__RECORDS FOR PROCESSING__:
---*---
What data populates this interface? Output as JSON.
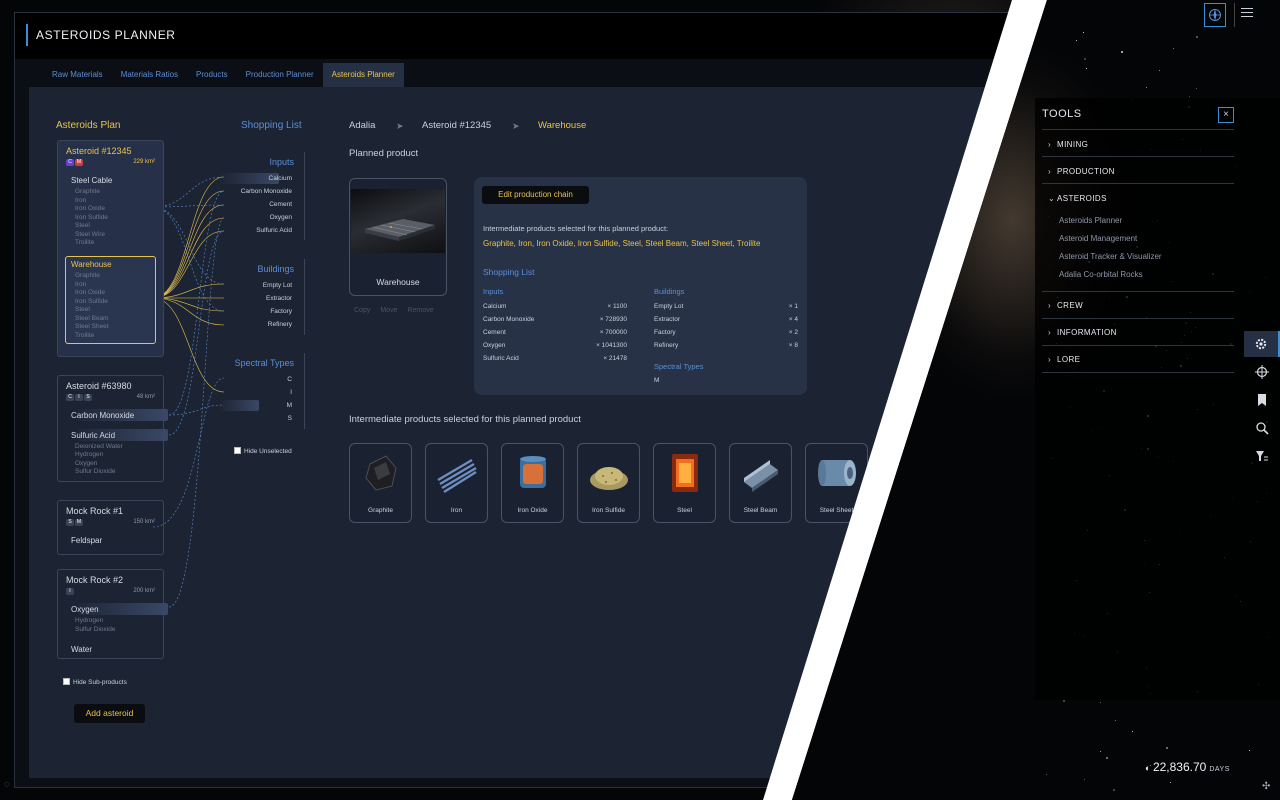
{
  "app": {
    "title": "ASTEROIDS PLANNER"
  },
  "tabs": [
    {
      "label": "Raw Materials"
    },
    {
      "label": "Materials Ratios"
    },
    {
      "label": "Products"
    },
    {
      "label": "Production Planner"
    },
    {
      "label": "Asteroids Planner",
      "active": true
    }
  ],
  "plan": {
    "heading": "Asteroids Plan",
    "asteroids": [
      {
        "name": "Asteroid #12345",
        "size": "229 km²",
        "tags": [
          "C",
          "M"
        ],
        "products": [
          {
            "name": "Steel Cable",
            "subs": [
              "Graphite",
              "Iron",
              "Iron Oxide",
              "Iron Sulfide",
              "Steel",
              "Steel Wire",
              "Troilite"
            ]
          },
          {
            "name": "Warehouse",
            "subs": [
              "Graphite",
              "Iron",
              "Iron Oxide",
              "Iron Sulfide",
              "Steel",
              "Steel Beam",
              "Steel Sheet",
              "Troilite"
            ]
          }
        ]
      },
      {
        "name": "Asteroid #63980",
        "size": "48 km²",
        "tags": [
          "C",
          "I",
          "S"
        ],
        "products": [
          {
            "name": "Carbon Monoxide",
            "subs": []
          },
          {
            "name": "Sulfuric Acid",
            "subs": [
              "Deionized Water",
              "Hydrogen",
              "Oxygen",
              "Sulfur Dioxide"
            ]
          }
        ]
      },
      {
        "name": "Mock Rock #1",
        "size": "150 km²",
        "tags": [
          "S",
          "M"
        ],
        "products": [
          {
            "name": "Feldspar",
            "subs": []
          }
        ]
      },
      {
        "name": "Mock Rock #2",
        "size": "200 km²",
        "tags": [
          "I"
        ],
        "products": [
          {
            "name": "Oxygen",
            "subs": [
              "Hydrogen",
              "Sulfur Dioxide"
            ]
          },
          {
            "name": "Water",
            "subs": []
          }
        ]
      }
    ],
    "hide_sub_products": "Hide Sub-products",
    "add_asteroid": "Add asteroid"
  },
  "shopping_list": {
    "heading": "Shopping List",
    "inputs": {
      "label": "Inputs",
      "items": [
        "Calcium",
        "Carbon Monoxide",
        "Cement",
        "Oxygen",
        "Sulfuric Acid"
      ]
    },
    "buildings": {
      "label": "Buildings",
      "items": [
        "Empty Lot",
        "Extractor",
        "Factory",
        "Refinery"
      ]
    },
    "spectral": {
      "label": "Spectral Types",
      "items": [
        "C",
        "I",
        "M",
        "S"
      ]
    },
    "hide_unselected": "Hide Unselected"
  },
  "breadcrumb": {
    "a": "Adalia",
    "b": "Asteroid #12345",
    "c": "Warehouse",
    "sep": "➤"
  },
  "planned": {
    "label": "Planned product",
    "product_name": "Warehouse",
    "actions": [
      "Copy",
      "Move",
      "Remove"
    ]
  },
  "detail": {
    "edit_button": "Edit production chain",
    "intermediate_label": "Intermediate products selected for this planned product:",
    "intermediate_list": "Graphite, Iron, Iron Oxide, Iron Sulfide, Steel, Steel Beam, Steel Sheet, Troilite",
    "shopping_list_heading": "Shopping List",
    "inputs_heading": "Inputs",
    "inputs": [
      {
        "name": "Calcium",
        "qty": "× 1100"
      },
      {
        "name": "Carbon Monoxide",
        "qty": "× 728930"
      },
      {
        "name": "Cement",
        "qty": "× 700000"
      },
      {
        "name": "Oxygen",
        "qty": "× 1041300"
      },
      {
        "name": "Sulfuric Acid",
        "qty": "× 21478"
      }
    ],
    "buildings_heading": "Buildings",
    "buildings": [
      {
        "name": "Empty Lot",
        "qty": "× 1"
      },
      {
        "name": "Extractor",
        "qty": "× 4"
      },
      {
        "name": "Factory",
        "qty": "× 2"
      },
      {
        "name": "Refinery",
        "qty": "× 8"
      }
    ],
    "spectral_heading": "Spectral Types",
    "spectral_value": "M"
  },
  "intermediate": {
    "heading": "Intermediate products selected for this planned product",
    "items": [
      "Graphite",
      "Iron",
      "Iron Oxide",
      "Iron Sulfide",
      "Steel",
      "Steel Beam",
      "Steel Sheet"
    ]
  },
  "tools": {
    "title": "TOOLS",
    "close": "×",
    "categories": [
      {
        "label": "MINING",
        "expanded": false
      },
      {
        "label": "PRODUCTION",
        "expanded": false
      },
      {
        "label": "ASTEROIDS",
        "expanded": true
      },
      {
        "label": "CREW",
        "expanded": false
      },
      {
        "label": "INFORMATION",
        "expanded": false
      },
      {
        "label": "LORE",
        "expanded": false
      }
    ],
    "asteroid_links": [
      "Asteroids Planner",
      "Asteroid Management",
      "Asteroid Tracker & Visualizer",
      "Adalia Co-orbital Rocks"
    ]
  },
  "clock": {
    "value": "22,836.70",
    "unit": "DAYS"
  },
  "colors": {
    "accent_gold": "#e8c34a",
    "accent_blue": "#5a8fd8",
    "panel": "#1c2433",
    "frame_blue": "#3a8ed8"
  },
  "icons": [
    "compass-icon",
    "menu-icon",
    "gear-icon",
    "crosshair-icon",
    "bookmark-icon",
    "search-zoom-icon",
    "filter-list-icon",
    "chevron-right-icon",
    "chevron-down-icon",
    "close-icon",
    "clock-icon",
    "expand-icon"
  ]
}
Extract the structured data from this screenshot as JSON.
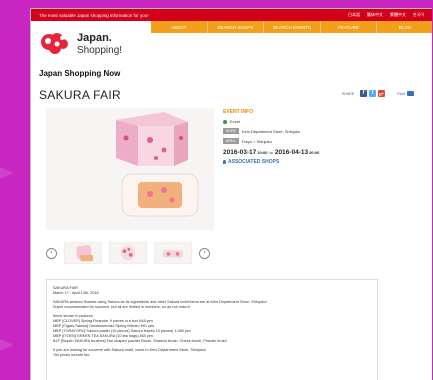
{
  "topbar": {
    "tagline": "The most valuable Japan shopping information for you!",
    "languages": [
      "日本語",
      "簡体中文",
      "繁體中文",
      "한국어"
    ]
  },
  "logo": {
    "title": "Japan.",
    "subtitle": "Shopping!"
  },
  "nav": {
    "items": [
      "ABOUT",
      "SEARCH SHOPS",
      "SEARCH EVENTS",
      "FEATURE",
      "BLOG"
    ]
  },
  "section_title": "Japan Shopping Now",
  "page_title": "SAKURA FAIR",
  "share": {
    "label": "SHARE",
    "buttons": [
      "f",
      "t",
      "g+"
    ],
    "print_label": "Print"
  },
  "event_info": {
    "title": "EVENT INFO",
    "type": "Event",
    "shop_tag": "SHOP",
    "shop": "Keio Department Store, Shinjuku",
    "area_tag": "AREA",
    "area": "Tokyo > Shinjuku",
    "start_date": "2016-03-17",
    "start_time": "10:00",
    "to": "to",
    "end_date": "2016-04-13",
    "end_time": "20:00",
    "associated_shops": "ASSOCIATED SHOPS"
  },
  "thumbnails": {
    "prev": "‹",
    "next": "›"
  },
  "description": {
    "lines": [
      "SAKURA FAIR",
      "March 17 - April 13th, 2016",
      "",
      "SAKURA season! Sweets using Sakura as its ingredients and other Sakura motif items are at Keio Department Store, Shinjuku!",
      "Super recommended for souvenir, but all are limited in numbers, so do not miss it!",
      "",
      "Items shown in pictures",
      "MBP   [CLOVER]   Spring Financier   9 pieces in a box   648 yen",
      "MBP   [Cigars Sanwa]   Omoitozenoshi Spring Mizuiro   691 yen",
      "MBP   [TORAYORU]   Sakura pastel (10 pieces)   Sakura leaves 10 pieces)   1,080 yen",
      "MBP   [ITOEN]   GREEN TEA SAKURA   (10 tea bags)   864 yen",
      "B1F [Bioplin SAKURA brushes]   Fan shaped powder Brush, Shadow brush, Cheek brush, Powder brush",
      "",
      "If you are looking for souvenir with Sakura motif, come to Keio Department Store, Shinjuku!",
      "*All prices include tax."
    ]
  },
  "colors": {
    "topbar": "#d3001b",
    "nav": "#f2a01a",
    "accent_blue": "#3b6fb0",
    "event_info_orange": "#e78a00",
    "frame_outer": "#c826c0"
  }
}
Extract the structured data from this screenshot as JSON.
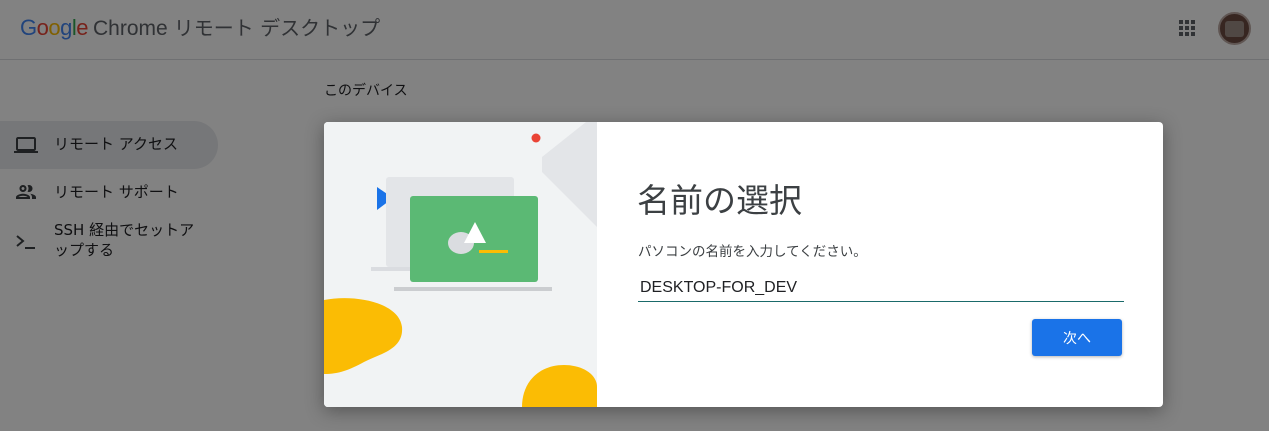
{
  "header": {
    "logo_google": "Google",
    "logo_chrome": "Chrome",
    "product_name": "リモート デスクトップ",
    "apps_icon": "apps-grid-icon",
    "avatar_icon": "account-avatar"
  },
  "sidebar": {
    "items": [
      {
        "label": "リモート アクセス",
        "icon": "laptop-icon",
        "active": true
      },
      {
        "label": "リモート サポート",
        "icon": "people-icon",
        "active": false
      },
      {
        "label_line1": "SSH 経由でセットア",
        "label_line2": "ップする",
        "icon": "terminal-icon",
        "active": false
      }
    ]
  },
  "main": {
    "section_title": "このデバイス"
  },
  "dialog": {
    "title": "名前の選択",
    "description": "パソコンの名前を入力してください。",
    "input_value": "DESKTOP-FOR_DEV",
    "next_label": "次へ"
  },
  "colors": {
    "primary_blue": "#1a73e8",
    "illustration_green": "#5bb974",
    "illustration_yellow": "#fbbc04",
    "illustration_red": "#ea4335",
    "illustration_blue": "#1a73e8"
  }
}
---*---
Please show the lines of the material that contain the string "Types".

__EXERCISE RESPONSE__:
      "label": "Spectral Types",
    "spectral_heading": "Spectral Types",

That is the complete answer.